(Data extracts Opens)

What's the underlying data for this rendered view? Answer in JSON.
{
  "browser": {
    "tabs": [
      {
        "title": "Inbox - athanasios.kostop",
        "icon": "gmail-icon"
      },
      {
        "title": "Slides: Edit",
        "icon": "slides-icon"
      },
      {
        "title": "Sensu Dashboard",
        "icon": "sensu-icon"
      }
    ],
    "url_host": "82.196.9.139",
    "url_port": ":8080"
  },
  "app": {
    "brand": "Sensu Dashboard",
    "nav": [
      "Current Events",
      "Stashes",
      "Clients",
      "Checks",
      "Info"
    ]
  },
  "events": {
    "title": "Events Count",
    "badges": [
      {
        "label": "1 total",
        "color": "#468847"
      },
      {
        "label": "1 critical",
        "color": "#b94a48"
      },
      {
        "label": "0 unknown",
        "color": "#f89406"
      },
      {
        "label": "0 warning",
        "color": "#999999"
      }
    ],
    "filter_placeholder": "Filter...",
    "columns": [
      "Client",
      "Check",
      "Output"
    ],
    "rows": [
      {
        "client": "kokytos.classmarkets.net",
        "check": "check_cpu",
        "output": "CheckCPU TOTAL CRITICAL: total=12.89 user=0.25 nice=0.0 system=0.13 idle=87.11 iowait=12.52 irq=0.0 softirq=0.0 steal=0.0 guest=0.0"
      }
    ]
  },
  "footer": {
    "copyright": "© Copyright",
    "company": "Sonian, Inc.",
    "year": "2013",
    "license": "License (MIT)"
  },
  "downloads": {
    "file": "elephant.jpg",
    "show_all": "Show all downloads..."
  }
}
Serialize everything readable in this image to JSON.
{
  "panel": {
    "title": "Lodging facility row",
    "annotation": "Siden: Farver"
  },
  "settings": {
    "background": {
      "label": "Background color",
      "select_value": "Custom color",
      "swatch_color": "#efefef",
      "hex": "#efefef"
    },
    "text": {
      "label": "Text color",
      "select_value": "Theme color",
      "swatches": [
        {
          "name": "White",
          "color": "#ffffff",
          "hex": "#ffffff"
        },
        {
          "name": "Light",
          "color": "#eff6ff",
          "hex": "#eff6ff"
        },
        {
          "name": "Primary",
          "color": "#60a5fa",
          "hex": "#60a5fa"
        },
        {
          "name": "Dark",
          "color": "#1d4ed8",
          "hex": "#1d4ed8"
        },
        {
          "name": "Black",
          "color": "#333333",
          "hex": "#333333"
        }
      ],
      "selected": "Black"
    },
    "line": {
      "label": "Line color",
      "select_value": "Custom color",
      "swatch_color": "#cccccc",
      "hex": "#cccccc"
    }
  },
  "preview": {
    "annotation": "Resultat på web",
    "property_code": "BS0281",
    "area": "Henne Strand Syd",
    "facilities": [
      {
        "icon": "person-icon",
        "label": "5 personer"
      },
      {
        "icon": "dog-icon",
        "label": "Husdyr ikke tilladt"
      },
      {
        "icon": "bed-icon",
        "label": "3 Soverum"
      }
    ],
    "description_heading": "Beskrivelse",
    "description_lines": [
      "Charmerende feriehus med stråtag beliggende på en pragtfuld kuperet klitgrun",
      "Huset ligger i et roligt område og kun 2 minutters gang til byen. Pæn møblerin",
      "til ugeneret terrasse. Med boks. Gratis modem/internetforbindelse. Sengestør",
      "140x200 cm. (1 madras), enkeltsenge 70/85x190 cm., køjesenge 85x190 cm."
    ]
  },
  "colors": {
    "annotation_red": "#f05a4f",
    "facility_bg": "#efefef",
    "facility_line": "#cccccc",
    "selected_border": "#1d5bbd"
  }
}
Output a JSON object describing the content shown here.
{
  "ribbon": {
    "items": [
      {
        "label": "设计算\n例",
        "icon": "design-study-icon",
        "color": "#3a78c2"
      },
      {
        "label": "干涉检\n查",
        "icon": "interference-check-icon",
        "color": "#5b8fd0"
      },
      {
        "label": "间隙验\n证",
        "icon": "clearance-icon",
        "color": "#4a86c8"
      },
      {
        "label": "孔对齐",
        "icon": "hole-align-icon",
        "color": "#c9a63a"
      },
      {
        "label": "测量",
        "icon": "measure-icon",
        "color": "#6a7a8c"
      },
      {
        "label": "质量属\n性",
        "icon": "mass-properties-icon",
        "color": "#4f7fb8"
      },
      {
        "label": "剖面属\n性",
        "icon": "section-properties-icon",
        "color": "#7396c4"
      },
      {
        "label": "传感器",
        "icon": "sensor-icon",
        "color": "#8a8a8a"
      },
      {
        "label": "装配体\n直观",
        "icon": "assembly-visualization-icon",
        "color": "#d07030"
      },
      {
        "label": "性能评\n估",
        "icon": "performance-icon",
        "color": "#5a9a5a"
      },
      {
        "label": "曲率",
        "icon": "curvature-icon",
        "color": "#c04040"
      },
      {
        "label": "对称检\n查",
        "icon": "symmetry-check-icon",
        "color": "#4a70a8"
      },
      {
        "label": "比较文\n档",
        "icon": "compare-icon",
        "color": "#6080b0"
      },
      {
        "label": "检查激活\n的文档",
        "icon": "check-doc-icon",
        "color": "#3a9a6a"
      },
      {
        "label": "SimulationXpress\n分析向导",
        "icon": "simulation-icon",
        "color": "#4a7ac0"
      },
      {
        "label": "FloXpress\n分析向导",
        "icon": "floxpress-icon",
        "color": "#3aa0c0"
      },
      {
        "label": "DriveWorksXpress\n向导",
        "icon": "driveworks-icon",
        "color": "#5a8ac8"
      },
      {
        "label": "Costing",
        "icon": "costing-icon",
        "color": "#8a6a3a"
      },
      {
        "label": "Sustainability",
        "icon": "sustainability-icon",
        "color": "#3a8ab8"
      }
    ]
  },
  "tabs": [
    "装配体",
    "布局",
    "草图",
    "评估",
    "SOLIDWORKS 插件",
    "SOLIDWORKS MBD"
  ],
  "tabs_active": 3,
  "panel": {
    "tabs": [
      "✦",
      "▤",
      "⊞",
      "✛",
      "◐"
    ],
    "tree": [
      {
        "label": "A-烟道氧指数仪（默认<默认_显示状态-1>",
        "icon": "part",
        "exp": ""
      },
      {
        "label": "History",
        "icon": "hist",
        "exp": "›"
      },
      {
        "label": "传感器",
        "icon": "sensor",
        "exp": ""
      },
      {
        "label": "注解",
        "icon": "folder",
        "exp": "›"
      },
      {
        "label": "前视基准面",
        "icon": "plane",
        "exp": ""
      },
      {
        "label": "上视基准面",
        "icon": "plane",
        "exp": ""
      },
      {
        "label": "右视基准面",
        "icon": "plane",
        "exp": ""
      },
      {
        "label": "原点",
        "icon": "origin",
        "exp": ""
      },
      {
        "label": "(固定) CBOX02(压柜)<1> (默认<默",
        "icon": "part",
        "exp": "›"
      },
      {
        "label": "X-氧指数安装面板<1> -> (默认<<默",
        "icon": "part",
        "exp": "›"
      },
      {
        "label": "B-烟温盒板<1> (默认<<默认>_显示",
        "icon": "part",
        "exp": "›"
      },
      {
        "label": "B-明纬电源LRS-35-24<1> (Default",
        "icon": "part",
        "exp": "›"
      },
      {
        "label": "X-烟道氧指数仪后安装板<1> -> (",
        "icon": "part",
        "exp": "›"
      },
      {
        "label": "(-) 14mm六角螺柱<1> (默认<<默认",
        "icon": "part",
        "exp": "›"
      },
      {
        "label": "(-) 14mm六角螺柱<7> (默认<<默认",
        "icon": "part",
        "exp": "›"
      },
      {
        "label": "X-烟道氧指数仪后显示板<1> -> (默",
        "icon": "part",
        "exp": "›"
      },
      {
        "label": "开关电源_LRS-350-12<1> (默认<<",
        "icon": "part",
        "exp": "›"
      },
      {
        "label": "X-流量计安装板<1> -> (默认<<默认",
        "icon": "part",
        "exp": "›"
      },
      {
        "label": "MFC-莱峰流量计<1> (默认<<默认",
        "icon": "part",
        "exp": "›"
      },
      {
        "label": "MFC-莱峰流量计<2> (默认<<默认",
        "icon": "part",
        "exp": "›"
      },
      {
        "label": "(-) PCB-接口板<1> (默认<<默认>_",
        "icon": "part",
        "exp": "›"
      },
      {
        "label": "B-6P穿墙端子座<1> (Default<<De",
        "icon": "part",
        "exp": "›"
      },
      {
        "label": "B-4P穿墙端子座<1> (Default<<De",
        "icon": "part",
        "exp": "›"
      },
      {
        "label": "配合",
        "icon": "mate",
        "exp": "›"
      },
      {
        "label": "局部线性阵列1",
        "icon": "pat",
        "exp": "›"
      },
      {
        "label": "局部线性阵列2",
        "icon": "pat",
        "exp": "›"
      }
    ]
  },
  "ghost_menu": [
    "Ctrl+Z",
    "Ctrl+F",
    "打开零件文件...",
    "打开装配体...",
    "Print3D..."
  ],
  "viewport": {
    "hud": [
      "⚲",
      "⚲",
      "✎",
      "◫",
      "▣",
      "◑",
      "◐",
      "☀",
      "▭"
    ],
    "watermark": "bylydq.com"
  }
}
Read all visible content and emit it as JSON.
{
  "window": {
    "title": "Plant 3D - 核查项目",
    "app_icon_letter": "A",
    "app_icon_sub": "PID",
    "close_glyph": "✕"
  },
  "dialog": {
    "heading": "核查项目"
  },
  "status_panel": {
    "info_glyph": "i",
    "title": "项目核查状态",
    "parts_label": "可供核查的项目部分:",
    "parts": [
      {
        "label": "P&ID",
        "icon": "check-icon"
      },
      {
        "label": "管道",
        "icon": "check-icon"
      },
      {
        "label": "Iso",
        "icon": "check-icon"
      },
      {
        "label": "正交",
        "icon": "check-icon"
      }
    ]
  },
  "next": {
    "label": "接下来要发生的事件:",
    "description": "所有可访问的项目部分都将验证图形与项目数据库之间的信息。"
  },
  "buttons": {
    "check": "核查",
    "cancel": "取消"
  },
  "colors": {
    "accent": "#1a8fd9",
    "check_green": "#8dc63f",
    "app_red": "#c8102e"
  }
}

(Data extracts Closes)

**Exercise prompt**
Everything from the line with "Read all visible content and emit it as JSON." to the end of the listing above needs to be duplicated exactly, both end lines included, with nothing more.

**Expected answer**
Read all visible content and emit it as JSON.
{
  "window": {
    "title": "Plant 3D - 核查项目",
    "app_icon_letter": "A",
    "app_icon_sub": "PID",
    "close_glyph": "✕"
  },
  "dialog": {
    "heading": "核查项目"
  },
  "status_panel": {
    "info_glyph": "i",
    "title": "项目核查状态",
    "parts_label": "可供核查的项目部分:",
    "parts": [
      {
        "label": "P&ID",
        "icon": "check-icon"
      },
      {
        "label": "管道",
        "icon": "check-icon"
      },
      {
        "label": "Iso",
        "icon": "check-icon"
      },
      {
        "label": "正交",
        "icon": "check-icon"
      }
    ]
  },
  "next": {
    "label": "接下来要发生的事件:",
    "description": "所有可访问的项目部分都将验证图形与项目数据库之间的信息。"
  },
  "buttons": {
    "check": "核查",
    "cancel": "取消"
  },
  "colors": {
    "accent": "#1a8fd9",
    "check_green": "#8dc63f",
    "app_red": "#c8102e"
  }
}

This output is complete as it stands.